Tightly-Coupled INS/GPS Kalman Filter Simulation:
Here we are simulating a 29-state tightly-coupled GPS/INS Kalman Filter.
There are 9 inertial error states (3-D position, velocity and attitude),
3 gyro bias states, 3 accelerometer bias states, 2 GPS clock error states
and 12 GPS range bias states.
In this simulation, an aircraft is traveling east and a serpentine
maneuver is executed before the aircraft continues to the east. This
maneuver is executed exactly 10 minutes into the flight and this time
correlates to some interesting Kalman Filter performance seen in later plots.
This simulation differs from the loosely-coupled simulation, however, in
that the number of satellites tracked is reduced significantly at the
end of the run (see later plots):
The tightly-coupled integration processes the GPS data in the range domain.
As a result, the input to the filter are the differences between the
GPS pseudorange measurements and the computed range from the GPS satellites
to the INS estimated position. Thus one of the significant
advantages of the tightly-coupled approach is the fact that the integration
still works even when the GPS receiver is tracking less than four satellites.
In this simulation, a high-grade (a.k.a., nav-grade) inertial navigation system

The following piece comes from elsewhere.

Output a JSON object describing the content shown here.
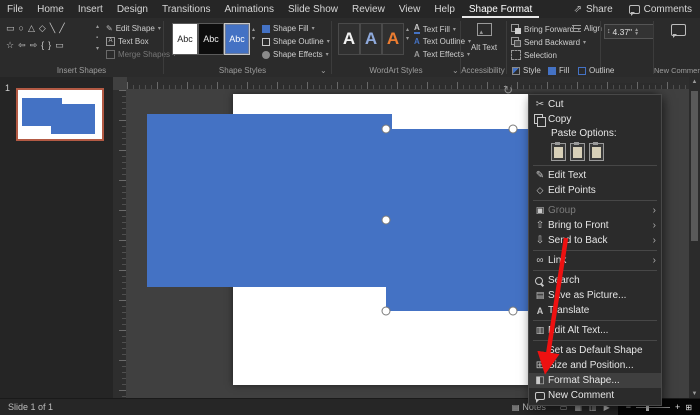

is being simulated and thus the integration is calibrating out the effects of
the small but non-trivial gyro and accelerometer errors. The following plots
compare the Kalman Filter performance to the unaided INS performance.
Pitch and roll errors:
Notice how the Yaw error converges to zero when the aircraft executes the
Horizontal position error:
The Kalman Filter position error covariance shows the effect of the
reduced number of satellites tracked at the end of the run (also see last
plot on this page):
Kalman Filter Velocity errors:
As indicated earlier, the tightly-coupled approach allows the filter
to continue to operate even when there are less than four satellites
being tracked. As this plot indicates, the performance does not
degrade appreciably when the number of satellites reduces to 3 but
finally does start to deteriorate when all satellites are lost and
the filter is purely coasting:
Back to the NSI&KF Page
Back to the Main Page